§ **WHAT THE EXERCISE ASKS**: How many lines below contain the string "Select"? Reply with the figure and no further words.

§ **SUPPLIED ENTRIES**:

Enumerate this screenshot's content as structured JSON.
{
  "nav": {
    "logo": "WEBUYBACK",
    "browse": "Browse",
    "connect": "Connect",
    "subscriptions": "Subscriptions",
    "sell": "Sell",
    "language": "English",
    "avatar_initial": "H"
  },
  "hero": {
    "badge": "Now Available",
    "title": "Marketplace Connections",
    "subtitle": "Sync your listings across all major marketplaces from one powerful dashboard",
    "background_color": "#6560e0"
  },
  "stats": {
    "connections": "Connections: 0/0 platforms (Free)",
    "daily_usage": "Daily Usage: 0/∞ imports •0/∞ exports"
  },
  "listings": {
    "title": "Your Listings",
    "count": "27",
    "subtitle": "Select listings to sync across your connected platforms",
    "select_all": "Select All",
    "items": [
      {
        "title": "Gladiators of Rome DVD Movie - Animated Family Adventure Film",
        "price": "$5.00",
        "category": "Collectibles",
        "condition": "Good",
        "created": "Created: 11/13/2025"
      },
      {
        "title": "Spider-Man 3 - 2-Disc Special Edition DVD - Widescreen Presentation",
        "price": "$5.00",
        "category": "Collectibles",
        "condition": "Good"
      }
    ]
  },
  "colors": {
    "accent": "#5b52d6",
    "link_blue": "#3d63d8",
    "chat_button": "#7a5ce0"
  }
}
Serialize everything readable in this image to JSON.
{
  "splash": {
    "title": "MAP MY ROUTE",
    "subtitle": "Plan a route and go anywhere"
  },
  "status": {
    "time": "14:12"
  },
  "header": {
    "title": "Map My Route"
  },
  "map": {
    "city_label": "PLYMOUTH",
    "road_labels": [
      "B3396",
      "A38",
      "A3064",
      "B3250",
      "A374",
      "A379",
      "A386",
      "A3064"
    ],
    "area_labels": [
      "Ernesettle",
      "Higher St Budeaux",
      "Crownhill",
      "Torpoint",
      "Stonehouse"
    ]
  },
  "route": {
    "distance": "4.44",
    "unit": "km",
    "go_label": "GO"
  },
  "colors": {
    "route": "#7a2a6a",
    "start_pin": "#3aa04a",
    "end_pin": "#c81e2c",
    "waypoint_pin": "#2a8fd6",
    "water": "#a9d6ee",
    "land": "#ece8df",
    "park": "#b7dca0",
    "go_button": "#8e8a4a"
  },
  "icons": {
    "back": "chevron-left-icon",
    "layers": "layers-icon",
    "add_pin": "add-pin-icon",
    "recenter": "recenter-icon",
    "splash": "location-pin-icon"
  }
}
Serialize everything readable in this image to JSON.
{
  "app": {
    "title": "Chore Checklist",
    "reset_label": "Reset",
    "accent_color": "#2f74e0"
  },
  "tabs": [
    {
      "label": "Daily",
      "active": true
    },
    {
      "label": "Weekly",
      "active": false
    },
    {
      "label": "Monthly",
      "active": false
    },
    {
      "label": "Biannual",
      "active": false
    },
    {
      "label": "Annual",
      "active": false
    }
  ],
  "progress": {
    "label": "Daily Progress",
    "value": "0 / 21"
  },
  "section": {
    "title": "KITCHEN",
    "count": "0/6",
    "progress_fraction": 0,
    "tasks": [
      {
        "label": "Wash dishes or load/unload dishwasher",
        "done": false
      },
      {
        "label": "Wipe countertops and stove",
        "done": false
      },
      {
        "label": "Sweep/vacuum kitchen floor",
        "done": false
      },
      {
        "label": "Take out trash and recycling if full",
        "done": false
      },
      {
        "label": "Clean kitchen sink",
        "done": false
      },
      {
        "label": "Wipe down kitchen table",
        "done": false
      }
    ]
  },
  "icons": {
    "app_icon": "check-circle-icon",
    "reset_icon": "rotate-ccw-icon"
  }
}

§ **TASK OUTPUT**: 2